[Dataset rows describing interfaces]
********************
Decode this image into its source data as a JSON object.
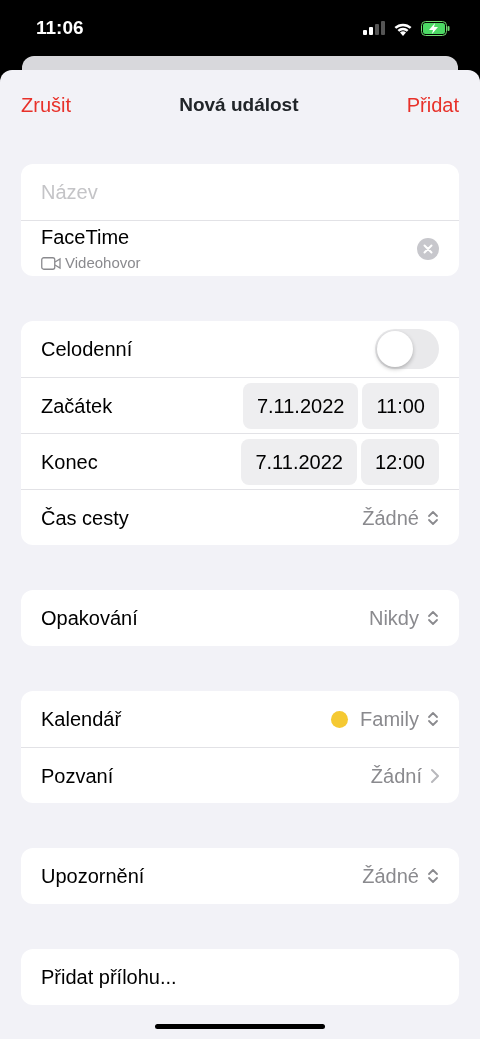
{
  "status_bar": {
    "time": "11:06"
  },
  "nav": {
    "cancel": "Zrušit",
    "title": "Nová událost",
    "add": "Přidat"
  },
  "groups": [
    {
      "rows": [
        {
          "kind": "field",
          "placeholder": "Název"
        },
        {
          "kind": "location",
          "title": "FaceTime",
          "subtitle": "Videohovor"
        }
      ]
    },
    {
      "rows": [
        {
          "kind": "toggle",
          "label": "Celodenní",
          "on": false
        },
        {
          "kind": "datetime",
          "label": "Začátek",
          "date": "7.11.2022",
          "time": "11:00"
        },
        {
          "kind": "datetime",
          "label": "Konec",
          "date": "7.11.2022",
          "time": "12:00"
        },
        {
          "kind": "popup",
          "label": "Čas cesty",
          "value": "Žádné"
        }
      ]
    },
    {
      "rows": [
        {
          "kind": "popup",
          "label": "Opakování",
          "value": "Nikdy"
        }
      ]
    },
    {
      "rows": [
        {
          "kind": "popup",
          "label": "Kalendář",
          "value": "Family",
          "color": "#f5c932"
        },
        {
          "kind": "link",
          "label": "Pozvaní",
          "value": "Žádní"
        }
      ]
    },
    {
      "rows": [
        {
          "kind": "popup",
          "label": "Upozornění",
          "value": "Žádné"
        }
      ]
    },
    {
      "rows": [
        {
          "kind": "action",
          "label": "Přidat přílohu..."
        }
      ]
    }
  ]
}
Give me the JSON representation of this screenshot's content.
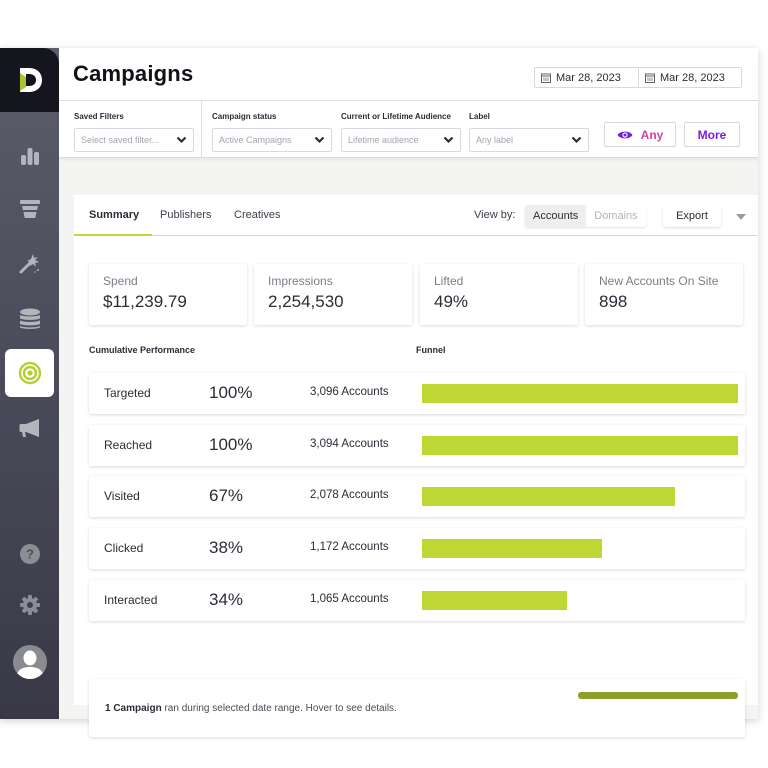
{
  "header": {
    "title": "Campaigns",
    "date_start": "Mar 28, 2023",
    "date_end": "Mar 28, 2023"
  },
  "sidebar": {
    "items": [
      {
        "name": "analytics",
        "icon": "bar-chart-icon",
        "active": false
      },
      {
        "name": "funnel",
        "icon": "funnel-icon",
        "active": false
      },
      {
        "name": "magic",
        "icon": "magic-wand-icon",
        "active": false
      },
      {
        "name": "data",
        "icon": "database-icon",
        "active": false
      },
      {
        "name": "campaigns",
        "icon": "target-icon",
        "active": true
      },
      {
        "name": "announcements",
        "icon": "megaphone-icon",
        "active": false
      }
    ],
    "bottom": [
      {
        "name": "help",
        "icon": "help-icon"
      },
      {
        "name": "settings",
        "icon": "gear-icon"
      },
      {
        "name": "profile",
        "icon": "avatar-icon"
      }
    ]
  },
  "filters": {
    "saved_filters": {
      "label": "Saved Filters",
      "placeholder": "Select saved filter..."
    },
    "campaign_status": {
      "label": "Campaign status",
      "value": "Active Campaigns"
    },
    "audience": {
      "label": "Current or Lifetime Audience",
      "value": "Lifetime audience"
    },
    "label": {
      "label": "Label",
      "value": "Any label"
    },
    "visibility_button": "Any",
    "more_button": "More"
  },
  "colors": {
    "accent_green": "#c0d836",
    "dark_green": "#8d9f2a",
    "purple": "#7a1fe0",
    "pink": "#d63ea9"
  },
  "tabs": [
    {
      "label": "Summary",
      "active": true
    },
    {
      "label": "Publishers",
      "active": false
    },
    {
      "label": "Creatives",
      "active": false
    }
  ],
  "view_by": {
    "label": "View by:",
    "options": [
      {
        "label": "Accounts",
        "selected": true
      },
      {
        "label": "Domains",
        "selected": false
      }
    ]
  },
  "export_label": "Export",
  "stats": [
    {
      "label": "Spend",
      "value": "$11,239.79"
    },
    {
      "label": "Impressions",
      "value": "2,254,530"
    },
    {
      "label": "Lifted",
      "value": "49%"
    },
    {
      "label": "New Accounts On Site",
      "value": "898"
    }
  ],
  "cumulative_label": "Cumulative Performance",
  "funnel_label": "Funnel",
  "funnel": [
    {
      "stage": "Targeted",
      "percent": "100%",
      "accounts": "3,096 Accounts",
      "bar_fill": 1.0
    },
    {
      "stage": "Reached",
      "percent": "100%",
      "accounts": "3,094 Accounts",
      "bar_fill": 1.0
    },
    {
      "stage": "Visited",
      "percent": "67%",
      "accounts": "2,078 Accounts",
      "bar_fill": 0.8
    },
    {
      "stage": "Clicked",
      "percent": "38%",
      "accounts": "1,172 Accounts",
      "bar_fill": 0.57
    },
    {
      "stage": "Interacted",
      "percent": "34%",
      "accounts": "1,065 Accounts",
      "bar_fill": 0.46
    }
  ],
  "campaign_summary": {
    "count_label": "1 Campaign",
    "text": " ran during selected date range. Hover to see details."
  }
}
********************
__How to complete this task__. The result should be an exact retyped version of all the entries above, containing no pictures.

__Written solution__.
Decode this image into its source data as a JSON object.
{
  "status_bar": {
    "time": "11:06"
  },
  "nav": {
    "cancel": "Zrušit",
    "title": "Nová událost",
    "add": "Přidat"
  },
  "groups": [
    {
      "rows": [
        {
          "kind": "field",
          "placeholder": "Název"
        },
        {
          "kind": "location",
          "title": "FaceTime",
          "subtitle": "Videohovor"
        }
      ]
    },
    {
      "rows": [
        {
          "kind": "toggle",
          "label": "Celodenní",
          "on": false
        },
        {
          "kind": "datetime",
          "label": "Začátek",
          "date": "7.11.2022",
          "time": "11:00"
        },
        {
          "kind": "datetime",
          "label": "Konec",
          "date": "7.11.2022",
          "time": "12:00"
        },
        {
          "kind": "popup",
          "label": "Čas cesty",
          "value": "Žádné"
        }
      ]
    },
    {
      "rows": [
        {
          "kind": "popup",
          "label": "Opakování",
          "value": "Nikdy"
        }
      ]
    },
    {
      "rows": [
        {
          "kind": "popup",
          "label": "Kalendář",
          "value": "Family",
          "color": "#f5c932"
        },
        {
          "kind": "link",
          "label": "Pozvaní",
          "value": "Žádní"
        }
      ]
    },
    {
      "rows": [
        {
          "kind": "popup",
          "label": "Upozornění",
          "value": "Žádné"
        }
      ]
    },
    {
      "rows": [
        {
          "kind": "action",
          "label": "Přidat přílohu..."
        }
      ]
    }
  ]
}
Give me the JSON representation of this screenshot's content.
{
  "header": {
    "title": "Campaigns",
    "date_start": "Mar 28, 2023",
    "date_end": "Mar 28, 2023"
  },
  "sidebar": {
    "items": [
      {
        "name": "analytics",
        "icon": "bar-chart-icon",
        "active": false
      },
      {
        "name": "funnel",
        "icon": "funnel-icon",
        "active": false
      },
      {
        "name": "magic",
        "icon": "magic-wand-icon",
        "active": false
      },
      {
        "name": "data",
        "icon": "database-icon",
        "active": false
      },
      {
        "name": "campaigns",
        "icon": "target-icon",
        "active": true
      },
      {
        "name": "announcements",
        "icon": "megaphone-icon",
        "active": false
      }
    ],
    "bottom": [
      {
        "name": "help",
        "icon": "help-icon"
      },
      {
        "name": "settings",
        "icon": "gear-icon"
      },
      {
        "name": "profile",
        "icon": "avatar-icon"
      }
    ]
  },
  "filters": {
    "saved_filters": {
      "label": "Saved Filters",
      "placeholder": "Select saved filter..."
    },
    "campaign_status": {
      "label": "Campaign status",
      "value": "Active Campaigns"
    },
    "audience": {
      "label": "Current or Lifetime Audience",
      "value": "Lifetime audience"
    },
    "label": {
      "label": "Label",
      "value": "Any label"
    },
    "visibility_button": "Any",
    "more_button": "More"
  },
  "colors": {
    "accent_green": "#c0d836",
    "dark_green": "#8d9f2a",
    "purple": "#7a1fe0",
    "pink": "#d63ea9"
  },
  "tabs": [
    {
      "label": "Summary",
      "active": true
    },
    {
      "label": "Publishers",
      "active": false
    },
    {
      "label": "Creatives",
      "active": false
    }
  ],
  "view_by": {
    "label": "View by:",
    "options": [
      {
        "label": "Accounts",
        "selected": true
      },
      {
        "label": "Domains",
        "selected": false
      }
    ]
  },
  "export_label": "Export",
  "stats": [
    {
      "label": "Spend",
      "value": "$11,239.79"
    },
    {
      "label": "Impressions",
      "value": "2,254,530"
    },
    {
      "label": "Lifted",
      "value": "49%"
    },
    {
      "label": "New Accounts On Site",
      "value": "898"
    }
  ],
  "cumulative_label": "Cumulative Performance",
  "funnel_label": "Funnel",
  "funnel": [
    {
      "stage": "Targeted",
      "percent": "100%",
      "accounts": "3,096 Accounts",
      "bar_fill": 1.0
    },
    {
      "stage": "Reached",
      "percent": "100%",
      "accounts": "3,094 Accounts",
      "bar_fill": 1.0
    },
    {
      "stage": "Visited",
      "percent": "67%",
      "accounts": "2,078 Accounts",
      "bar_fill": 0.8
    },
    {
      "stage": "Clicked",
      "percent": "38%",
      "accounts": "1,172 Accounts",
      "bar_fill": 0.57
    },
    {
      "stage": "Interacted",
      "percent": "34%",
      "accounts": "1,065 Accounts",
      "bar_fill": 0.46
    }
  ],
  "campaign_summary": {
    "count_label": "1 Campaign",
    "text": " ran during selected date range. Hover to see details."
  }
}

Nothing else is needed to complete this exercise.